Rather than blurt something out, as my inner dad hoped she would, she thought for a moment, and then said, “Because I want to be. Because he makes me happy.”
I knew right away what to say next, but didn’t. I was afraid at how easily it came to me.
“What is it, dad? Say it. You’re killing me.”
I cleared my throat, an unnecessary gesture given its dry rawness.
“Then… be with him. Be with him as long as it makes you happy. But — and this is important, kid — don’t worry about supposed to and don’t worry about the rest of your life. You have plenty of it. Maybe Davis is the one who will always make you want to be with him, and maybe he’s not. But, kid, this feeling you’re feeling?

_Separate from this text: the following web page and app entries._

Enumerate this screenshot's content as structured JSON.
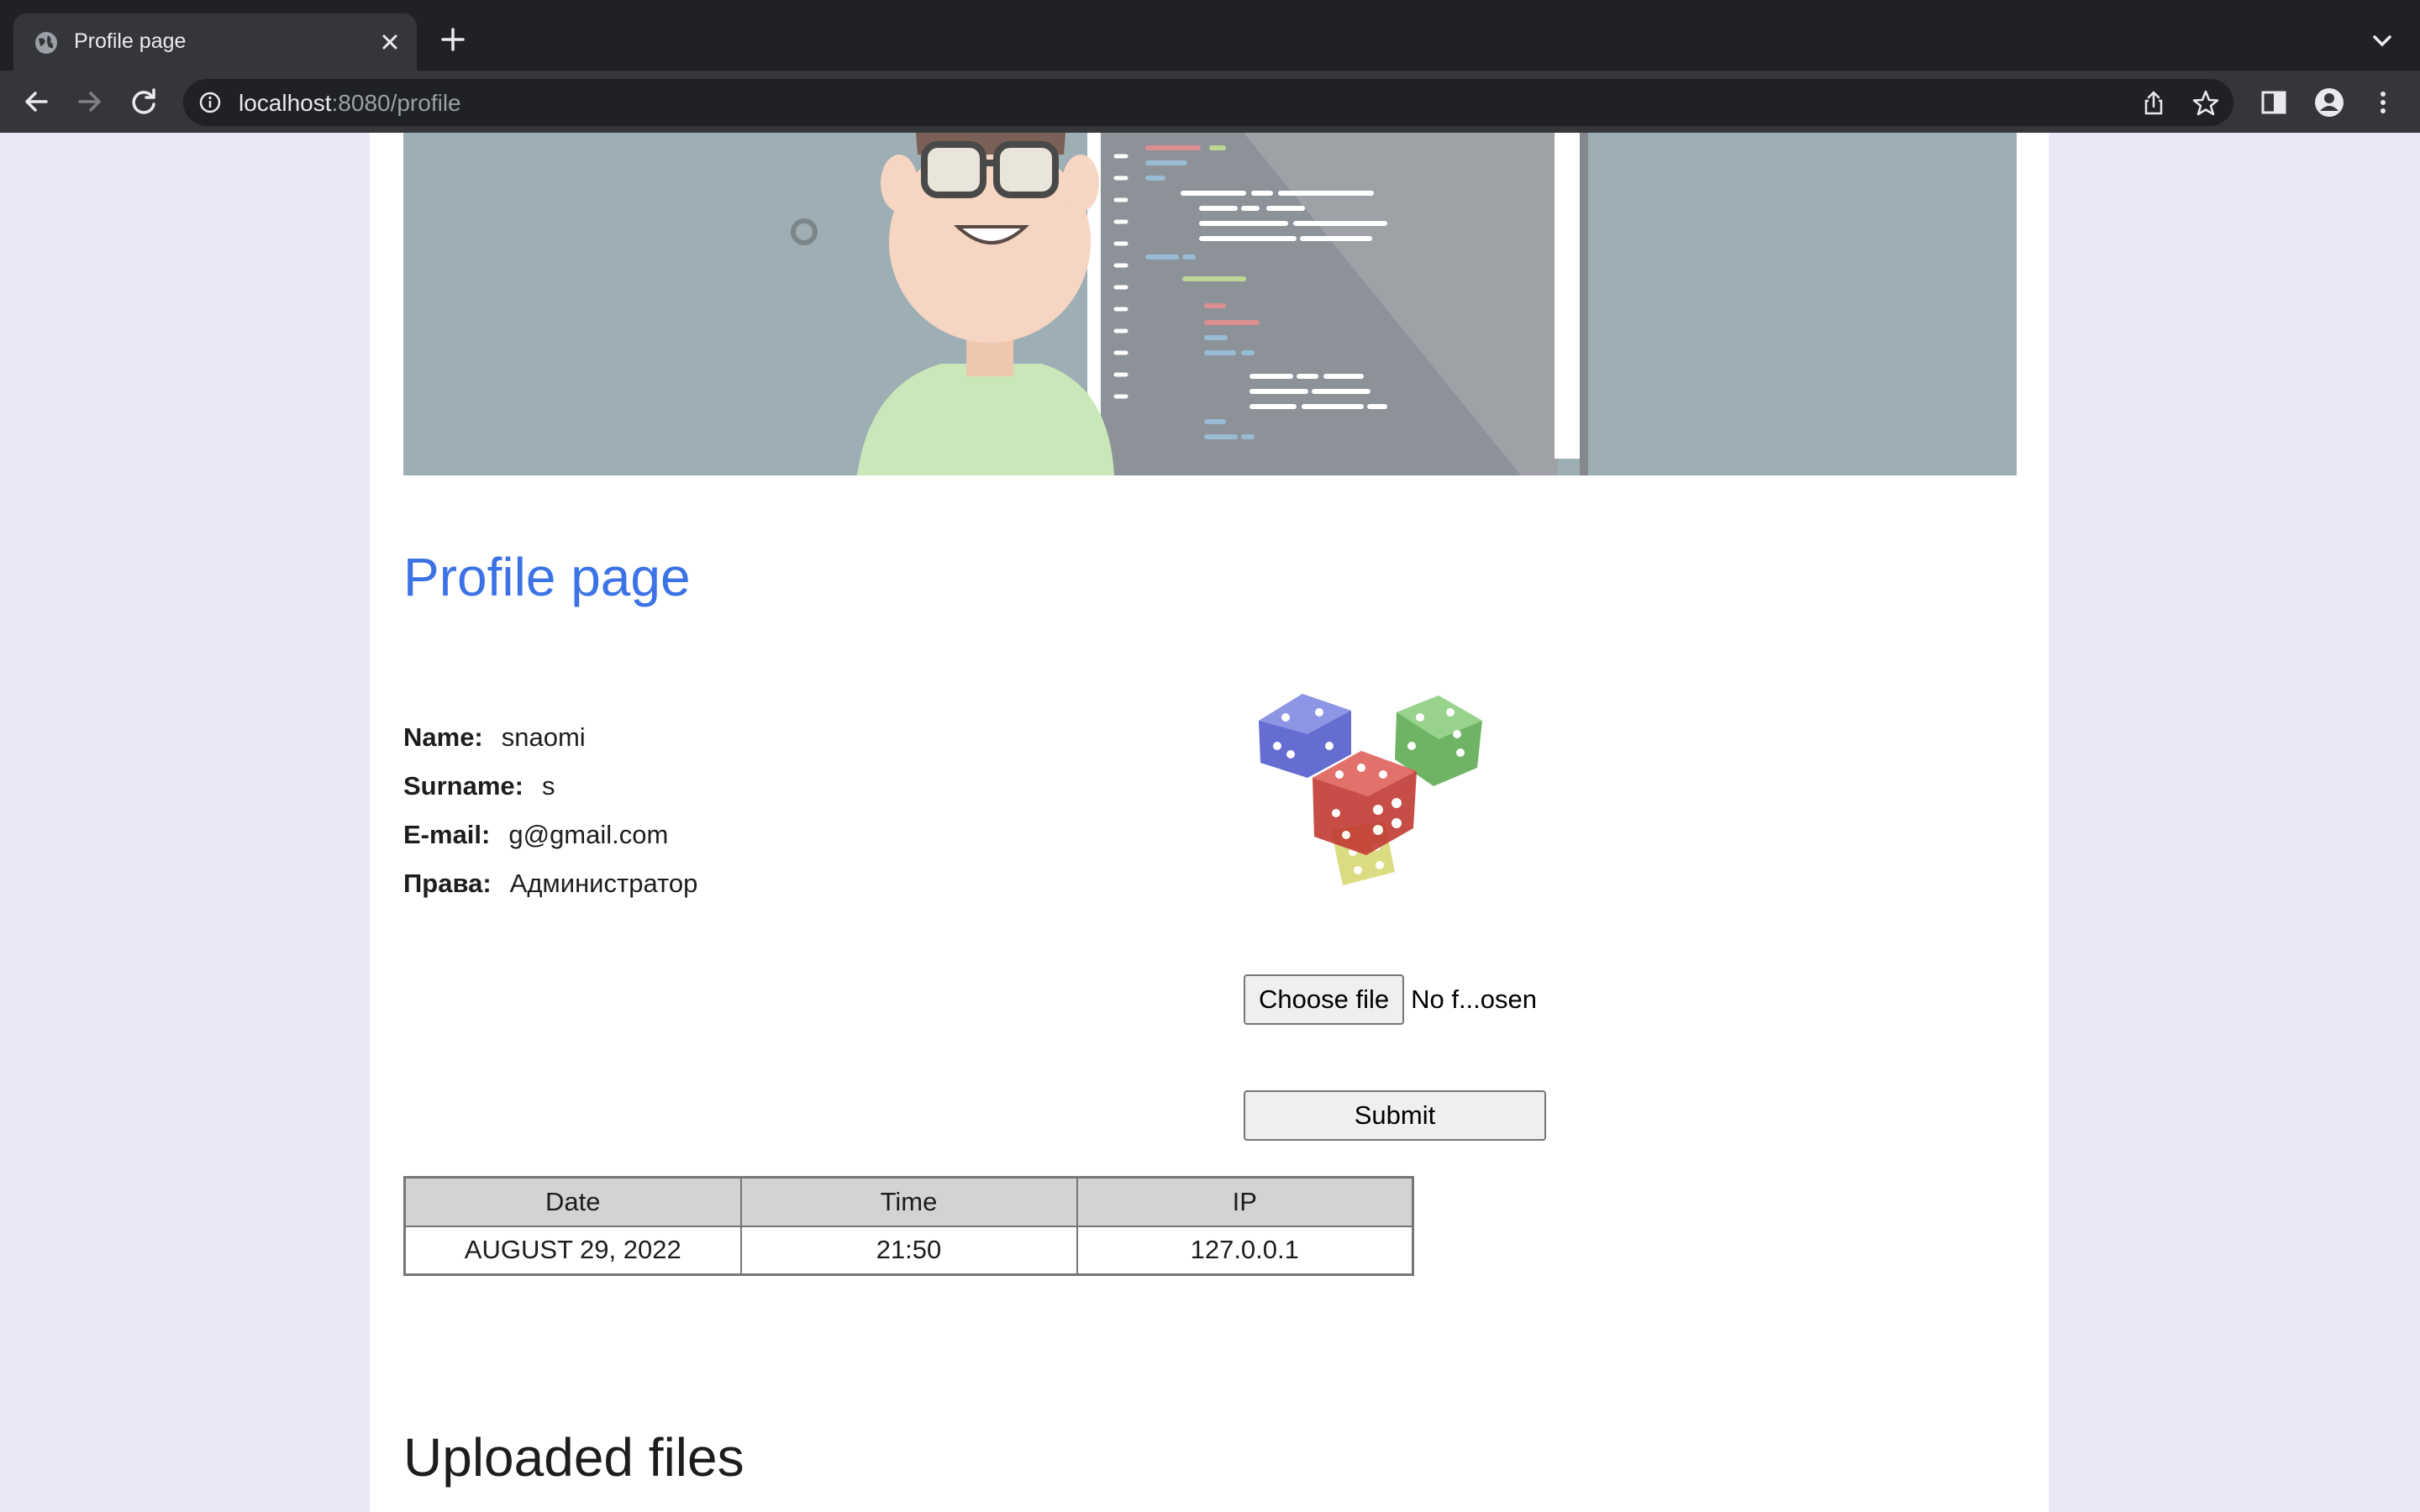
{
  "browser": {
    "tab": {
      "title": "Profile page",
      "favicon": "globe-icon"
    },
    "url": {
      "host": "localhost",
      "rest": ":8080/profile"
    },
    "icons": {
      "new_tab": "plus-icon",
      "back": "arrow-left-icon",
      "forward": "arrow-right-icon",
      "reload": "reload-icon",
      "site_info": "info-icon",
      "share": "share-icon",
      "bookmark": "star-icon",
      "side_panel": "side-panel-icon",
      "profile": "avatar-icon",
      "menu": "kebab-menu-icon",
      "tab_search": "chevron-down-icon"
    }
  },
  "page": {
    "title": "Profile page",
    "profile": [
      {
        "label": "Name:",
        "value": "snaomi"
      },
      {
        "label": "Surname:",
        "value": "s"
      },
      {
        "label": "E-mail:",
        "value": "g@gmail.com"
      },
      {
        "label": "Права:",
        "value": "Администратор"
      }
    ],
    "upload": {
      "choose_label": "Choose file",
      "status": "No f...osen",
      "submit_label": "Submit"
    },
    "log_table": {
      "headers": [
        "Date",
        "Time",
        "IP"
      ],
      "rows": [
        [
          "AUGUST 29, 2022",
          "21:50",
          "127.0.0.1"
        ]
      ]
    },
    "uploaded_title": "Uploaded files"
  },
  "colors": {
    "title_blue": "#3b72e6",
    "page_bg": "#e9e9f5",
    "chrome_dark": "#202124",
    "chrome_toolbar": "#35363a"
  }
}
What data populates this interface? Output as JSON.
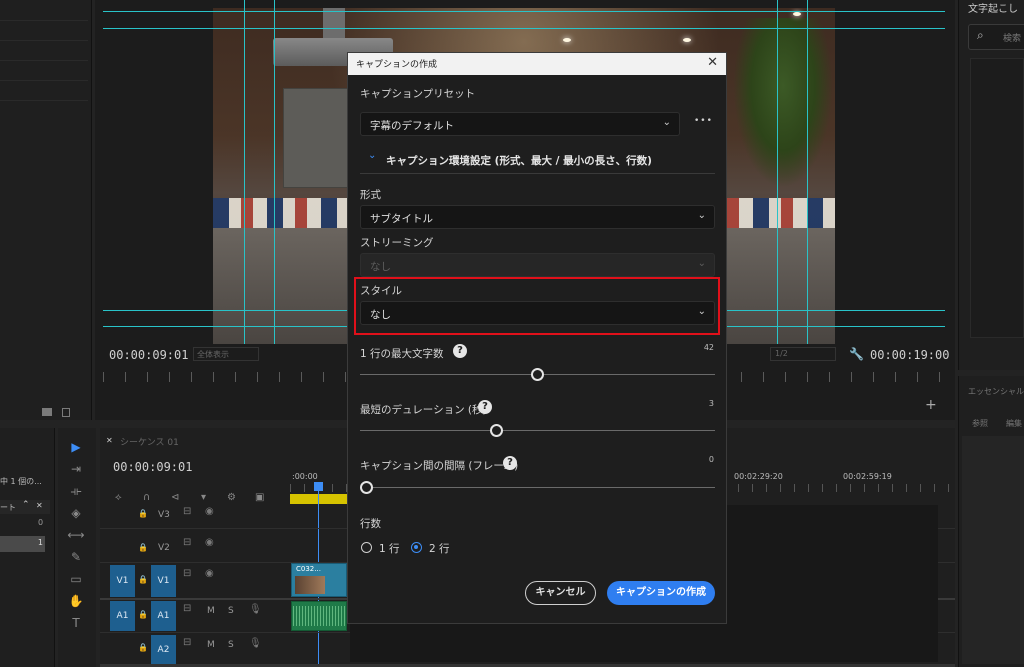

It might go away. You might wake up one day and not feel it, but wake up the day after and feel it again. Don’t let that bother you. Don’t feel like you always have to feel that feeling. It’s not the thing that matters.”
The words left me in a rush. My initial feeling of certainty gave way to queasiness as I tried to recollect everything I’d just said. Was it perfect? Was it actual wisdom, or my crappy understanding of it? Had I just ruined my daughter’s life?
“Wow, dad. I’m not sure I understand half of what you said. But I like it. Just be with him. I like that. He makes me happy. I’ll be with him for now.”
She turned to go.
“Is… does that… It seems like there’d be more you’d want to say.”
She turned back towards me, and I saw in her still that unburdened, youthful exuberance that hardens under layers of anxiety and age and lays forgotten in the minds of grown-ups.
“No, dad, I can’t think of anything. I figured you’d have something wise to say, but would be afraid to say it; I was wrong. I feel better now. Thanks.”
She turned and practically skipped to the door. There, she turned once again, and said, “Dad? Thanks for not treating me like a child.”
She flashed a grin and was gone, leaving me and my bemusement in a dusky pool of incandescent light.